[[ Exercise materials, beginning ]]

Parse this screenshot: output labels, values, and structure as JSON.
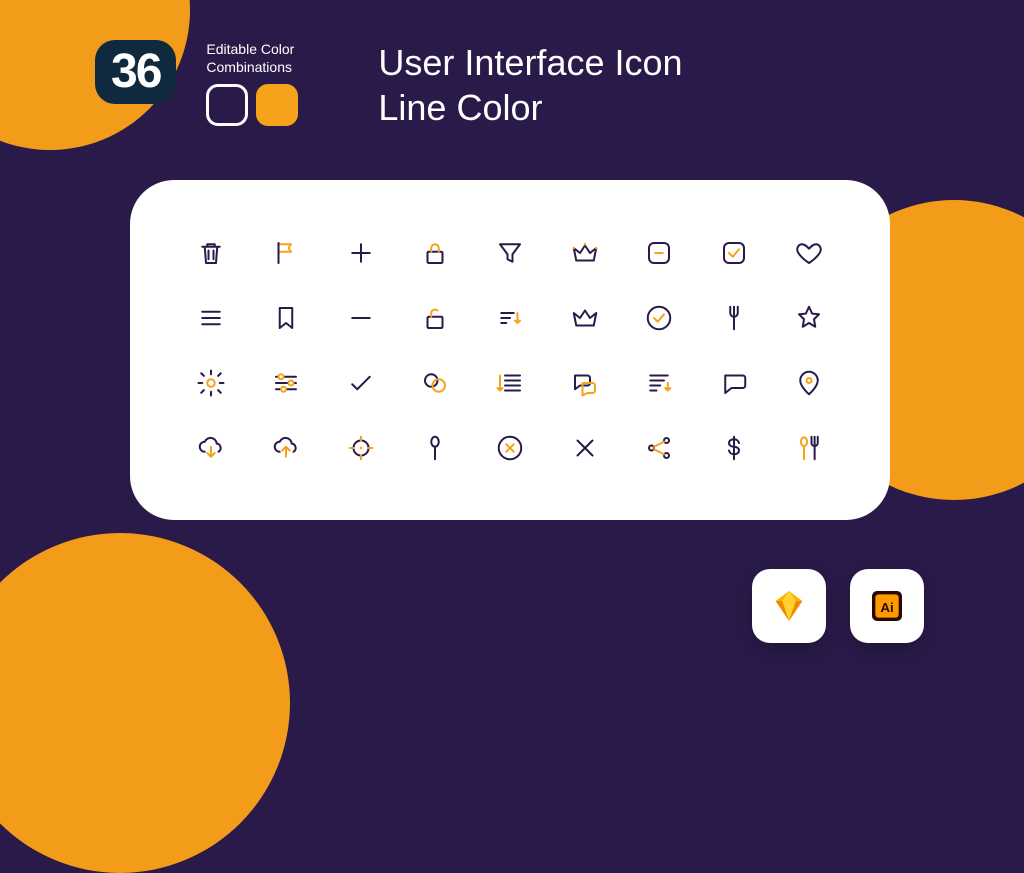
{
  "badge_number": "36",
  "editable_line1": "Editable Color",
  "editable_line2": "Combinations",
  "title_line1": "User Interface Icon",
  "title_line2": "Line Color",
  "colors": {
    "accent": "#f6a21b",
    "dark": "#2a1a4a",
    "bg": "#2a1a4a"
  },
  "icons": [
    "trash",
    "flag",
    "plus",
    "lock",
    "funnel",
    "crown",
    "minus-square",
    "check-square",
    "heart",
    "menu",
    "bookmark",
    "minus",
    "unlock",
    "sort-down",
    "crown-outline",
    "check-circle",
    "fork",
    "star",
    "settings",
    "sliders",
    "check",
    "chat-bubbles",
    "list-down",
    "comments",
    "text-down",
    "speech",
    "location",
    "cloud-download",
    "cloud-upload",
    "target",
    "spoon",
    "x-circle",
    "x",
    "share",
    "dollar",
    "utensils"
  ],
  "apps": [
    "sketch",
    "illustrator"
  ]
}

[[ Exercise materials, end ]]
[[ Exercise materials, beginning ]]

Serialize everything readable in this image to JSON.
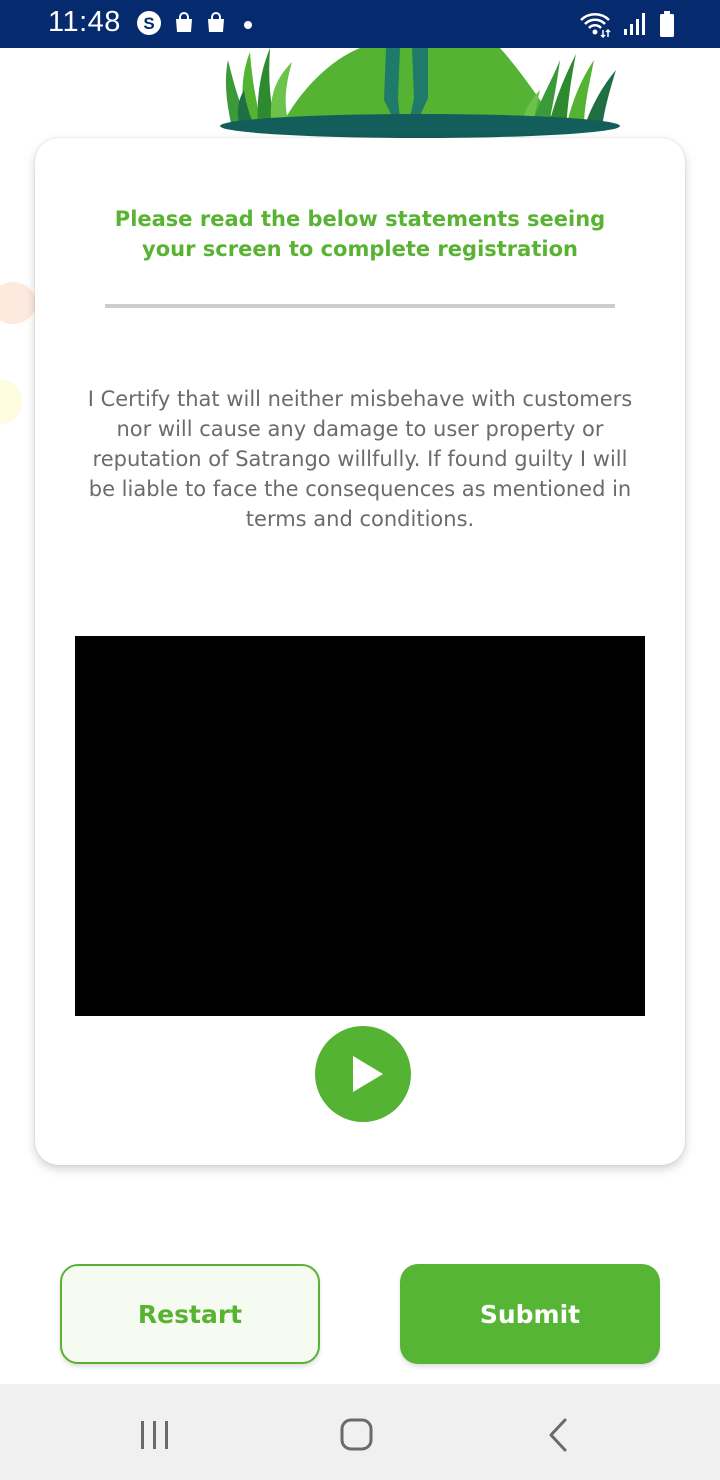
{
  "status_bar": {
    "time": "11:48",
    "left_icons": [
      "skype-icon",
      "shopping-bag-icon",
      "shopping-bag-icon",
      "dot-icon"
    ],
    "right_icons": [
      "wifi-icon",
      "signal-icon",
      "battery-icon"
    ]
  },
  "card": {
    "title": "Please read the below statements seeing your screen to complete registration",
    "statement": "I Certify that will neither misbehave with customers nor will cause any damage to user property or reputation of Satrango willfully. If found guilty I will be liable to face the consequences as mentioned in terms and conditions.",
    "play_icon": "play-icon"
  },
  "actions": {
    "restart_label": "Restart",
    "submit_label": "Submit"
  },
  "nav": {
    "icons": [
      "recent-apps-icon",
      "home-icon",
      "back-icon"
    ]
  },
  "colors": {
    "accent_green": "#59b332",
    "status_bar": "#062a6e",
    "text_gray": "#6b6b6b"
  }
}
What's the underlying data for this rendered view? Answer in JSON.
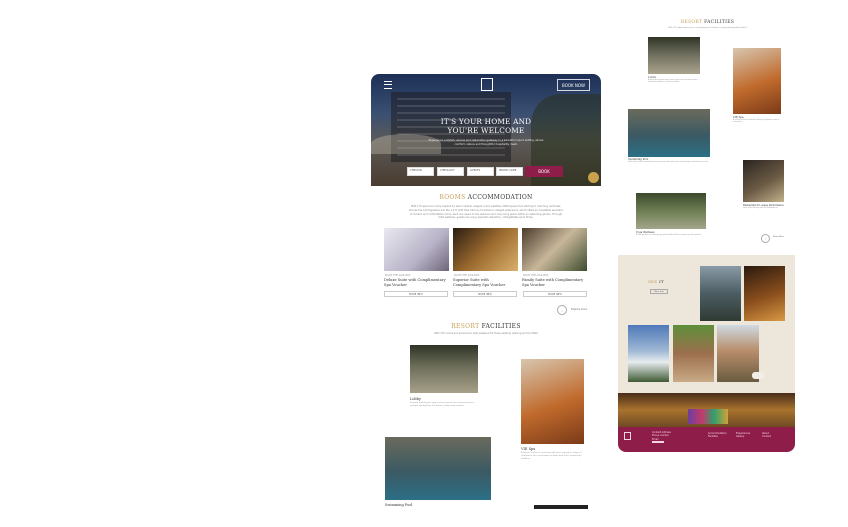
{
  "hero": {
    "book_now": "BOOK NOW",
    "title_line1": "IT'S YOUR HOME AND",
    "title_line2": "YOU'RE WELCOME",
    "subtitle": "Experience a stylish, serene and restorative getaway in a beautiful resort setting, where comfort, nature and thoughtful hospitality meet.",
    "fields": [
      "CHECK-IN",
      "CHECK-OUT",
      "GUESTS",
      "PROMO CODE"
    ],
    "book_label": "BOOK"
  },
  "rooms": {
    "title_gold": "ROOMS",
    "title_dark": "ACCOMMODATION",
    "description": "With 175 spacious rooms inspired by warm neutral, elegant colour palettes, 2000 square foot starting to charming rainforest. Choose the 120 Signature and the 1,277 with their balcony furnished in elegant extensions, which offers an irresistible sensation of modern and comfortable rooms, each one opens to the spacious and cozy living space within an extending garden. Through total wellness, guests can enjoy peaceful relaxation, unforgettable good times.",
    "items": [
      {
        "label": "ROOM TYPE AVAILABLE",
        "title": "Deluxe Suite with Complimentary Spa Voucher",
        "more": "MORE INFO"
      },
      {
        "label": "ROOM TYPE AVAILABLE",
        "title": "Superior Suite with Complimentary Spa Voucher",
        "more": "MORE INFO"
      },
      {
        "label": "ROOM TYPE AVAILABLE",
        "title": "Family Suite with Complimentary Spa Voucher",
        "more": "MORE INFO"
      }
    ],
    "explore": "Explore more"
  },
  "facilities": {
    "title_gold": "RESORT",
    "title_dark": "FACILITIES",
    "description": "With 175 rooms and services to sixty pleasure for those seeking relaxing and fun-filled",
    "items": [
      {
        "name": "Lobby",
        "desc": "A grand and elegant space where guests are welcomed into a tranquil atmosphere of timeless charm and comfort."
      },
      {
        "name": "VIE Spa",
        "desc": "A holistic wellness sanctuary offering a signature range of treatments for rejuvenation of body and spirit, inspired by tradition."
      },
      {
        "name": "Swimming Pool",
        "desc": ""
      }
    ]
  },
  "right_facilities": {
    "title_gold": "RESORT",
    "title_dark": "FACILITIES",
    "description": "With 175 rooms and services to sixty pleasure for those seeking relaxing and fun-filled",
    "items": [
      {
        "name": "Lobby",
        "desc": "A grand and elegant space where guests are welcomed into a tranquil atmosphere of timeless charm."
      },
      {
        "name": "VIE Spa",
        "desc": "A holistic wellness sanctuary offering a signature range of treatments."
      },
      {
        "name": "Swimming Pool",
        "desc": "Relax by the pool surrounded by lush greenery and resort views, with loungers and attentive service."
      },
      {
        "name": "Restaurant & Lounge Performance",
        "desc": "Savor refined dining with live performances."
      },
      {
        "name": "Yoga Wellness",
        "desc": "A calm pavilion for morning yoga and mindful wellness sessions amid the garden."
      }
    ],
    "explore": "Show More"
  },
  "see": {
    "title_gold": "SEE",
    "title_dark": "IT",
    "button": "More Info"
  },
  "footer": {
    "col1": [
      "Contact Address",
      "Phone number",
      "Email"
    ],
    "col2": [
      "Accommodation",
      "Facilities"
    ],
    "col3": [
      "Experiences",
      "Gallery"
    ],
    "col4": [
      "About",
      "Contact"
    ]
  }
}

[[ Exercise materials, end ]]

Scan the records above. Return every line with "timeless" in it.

[Answer box]
        "desc": "A grand and elegant space where guests are welcomed into a tranquil atmosphere of timeless charm and comfort."
        "desc": "A grand and elegant space where guests are welcomed into a tranquil atmosphere of timeless charm."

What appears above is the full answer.